> _Description of the task_:
Restate each entry word for word, leaving nothing out.

>>

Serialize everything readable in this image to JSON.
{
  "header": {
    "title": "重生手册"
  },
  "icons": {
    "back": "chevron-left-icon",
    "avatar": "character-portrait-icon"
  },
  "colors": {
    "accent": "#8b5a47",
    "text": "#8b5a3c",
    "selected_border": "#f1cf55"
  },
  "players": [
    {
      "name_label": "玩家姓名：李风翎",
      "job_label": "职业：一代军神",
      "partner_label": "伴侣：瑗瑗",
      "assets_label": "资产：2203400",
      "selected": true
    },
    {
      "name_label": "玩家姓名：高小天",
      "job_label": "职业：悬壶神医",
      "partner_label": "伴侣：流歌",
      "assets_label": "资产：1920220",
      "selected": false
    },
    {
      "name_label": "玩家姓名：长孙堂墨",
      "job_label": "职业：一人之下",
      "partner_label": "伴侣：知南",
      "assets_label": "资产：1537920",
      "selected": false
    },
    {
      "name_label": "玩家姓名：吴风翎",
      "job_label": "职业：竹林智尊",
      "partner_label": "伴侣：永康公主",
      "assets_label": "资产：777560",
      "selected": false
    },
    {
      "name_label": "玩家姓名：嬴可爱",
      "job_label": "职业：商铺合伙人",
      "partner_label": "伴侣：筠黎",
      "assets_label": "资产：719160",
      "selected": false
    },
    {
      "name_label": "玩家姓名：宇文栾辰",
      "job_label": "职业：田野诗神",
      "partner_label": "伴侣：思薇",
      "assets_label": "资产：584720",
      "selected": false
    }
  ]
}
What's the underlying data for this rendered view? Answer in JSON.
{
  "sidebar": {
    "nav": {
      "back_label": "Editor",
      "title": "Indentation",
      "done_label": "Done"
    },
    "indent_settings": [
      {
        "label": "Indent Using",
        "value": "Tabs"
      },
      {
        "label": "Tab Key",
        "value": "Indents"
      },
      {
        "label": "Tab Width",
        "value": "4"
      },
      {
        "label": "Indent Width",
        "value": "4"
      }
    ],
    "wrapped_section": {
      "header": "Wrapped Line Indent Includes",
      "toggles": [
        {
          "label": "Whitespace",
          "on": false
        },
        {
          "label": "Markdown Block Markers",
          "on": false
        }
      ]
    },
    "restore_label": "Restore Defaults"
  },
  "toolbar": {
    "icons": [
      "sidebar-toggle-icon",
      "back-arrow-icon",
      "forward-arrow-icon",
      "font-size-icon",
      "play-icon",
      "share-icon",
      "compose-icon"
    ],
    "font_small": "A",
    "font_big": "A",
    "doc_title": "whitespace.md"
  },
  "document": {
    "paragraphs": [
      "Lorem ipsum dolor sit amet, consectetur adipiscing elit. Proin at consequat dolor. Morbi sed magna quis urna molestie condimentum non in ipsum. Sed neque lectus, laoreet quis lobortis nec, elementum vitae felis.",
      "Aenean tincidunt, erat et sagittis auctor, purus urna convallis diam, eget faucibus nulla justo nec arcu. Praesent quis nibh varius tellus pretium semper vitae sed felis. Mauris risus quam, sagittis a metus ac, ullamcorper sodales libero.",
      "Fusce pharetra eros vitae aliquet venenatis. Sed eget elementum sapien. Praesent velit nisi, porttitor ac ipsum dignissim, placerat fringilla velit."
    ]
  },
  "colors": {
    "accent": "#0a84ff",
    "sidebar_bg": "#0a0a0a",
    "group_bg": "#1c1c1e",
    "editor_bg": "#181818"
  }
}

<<

> _Written reply_:
Serialize everything readable in this image to JSON.
{
  "header": {
    "title": "重生手册"
  },
  "icons": {
    "back": "chevron-left-icon",
    "avatar": "character-portrait-icon"
  },
  "colors": {
    "accent": "#8b5a47",
    "text": "#8b5a3c",
    "selected_border": "#f1cf55"
  },
  "players": [
    {
      "name_label": "玩家姓名：李风翎",
      "job_label": "职业：一代军神",
      "partner_label": "伴侣：瑗瑗",
      "assets_label": "资产：2203400",
      "selected": true
    },
    {
      "name_label": "玩家姓名：高小天",
      "job_label": "职业：悬壶神医",
      "partner_label": "伴侣：流歌",
      "assets_label": "资产：1920220",
      "selected": false
    },
    {
      "name_label": "玩家姓名：长孙堂墨",
      "job_label": "职业：一人之下",
      "partner_label": "伴侣：知南",
      "assets_label": "资产：1537920",
      "selected": false
    },
    {
      "name_label": "玩家姓名：吴风翎",
      "job_label": "职业：竹林智尊",
      "partner_label": "伴侣：永康公主",
      "assets_label": "资产：777560",
      "selected": false
    },
    {
      "name_label": "玩家姓名：嬴可爱",
      "job_label": "职业：商铺合伙人",
      "partner_label": "伴侣：筠黎",
      "assets_label": "资产：719160",
      "selected": false
    },
    {
      "name_label": "玩家姓名：宇文栾辰",
      "job_label": "职业：田野诗神",
      "partner_label": "伴侣：思薇",
      "assets_label": "资产：584720",
      "selected": false
    }
  ]
}
What's the underlying data for this rendered view? Answer in JSON.
{
  "sidebar": {
    "nav": {
      "back_label": "Editor",
      "title": "Indentation",
      "done_label": "Done"
    },
    "indent_settings": [
      {
        "label": "Indent Using",
        "value": "Tabs"
      },
      {
        "label": "Tab Key",
        "value": "Indents"
      },
      {
        "label": "Tab Width",
        "value": "4"
      },
      {
        "label": "Indent Width",
        "value": "4"
      }
    ],
    "wrapped_section": {
      "header": "Wrapped Line Indent Includes",
      "toggles": [
        {
          "label": "Whitespace",
          "on": false
        },
        {
          "label": "Markdown Block Markers",
          "on": false
        }
      ]
    },
    "restore_label": "Restore Defaults"
  },
  "toolbar": {
    "icons": [
      "sidebar-toggle-icon",
      "back-arrow-icon",
      "forward-arrow-icon",
      "font-size-icon",
      "play-icon",
      "share-icon",
      "compose-icon"
    ],
    "font_small": "A",
    "font_big": "A",
    "doc_title": "whitespace.md"
  },
  "document": {
    "paragraphs": [
      "Lorem ipsum dolor sit amet, consectetur adipiscing elit. Proin at consequat dolor. Morbi sed magna quis urna molestie condimentum non in ipsum. Sed neque lectus, laoreet quis lobortis nec, elementum vitae felis.",
      "Aenean tincidunt, erat et sagittis auctor, purus urna convallis diam, eget faucibus nulla justo nec arcu. Praesent quis nibh varius tellus pretium semper vitae sed felis. Mauris risus quam, sagittis a metus ac, ullamcorper sodales libero.",
      "Fusce pharetra eros vitae aliquet venenatis. Sed eget elementum sapien. Praesent velit nisi, porttitor ac ipsum dignissim, placerat fringilla velit."
    ]
  },
  "colors": {
    "accent": "#0a84ff",
    "sidebar_bg": "#0a0a0a",
    "group_bg": "#1c1c1e",
    "editor_bg": "#181818"
  }
}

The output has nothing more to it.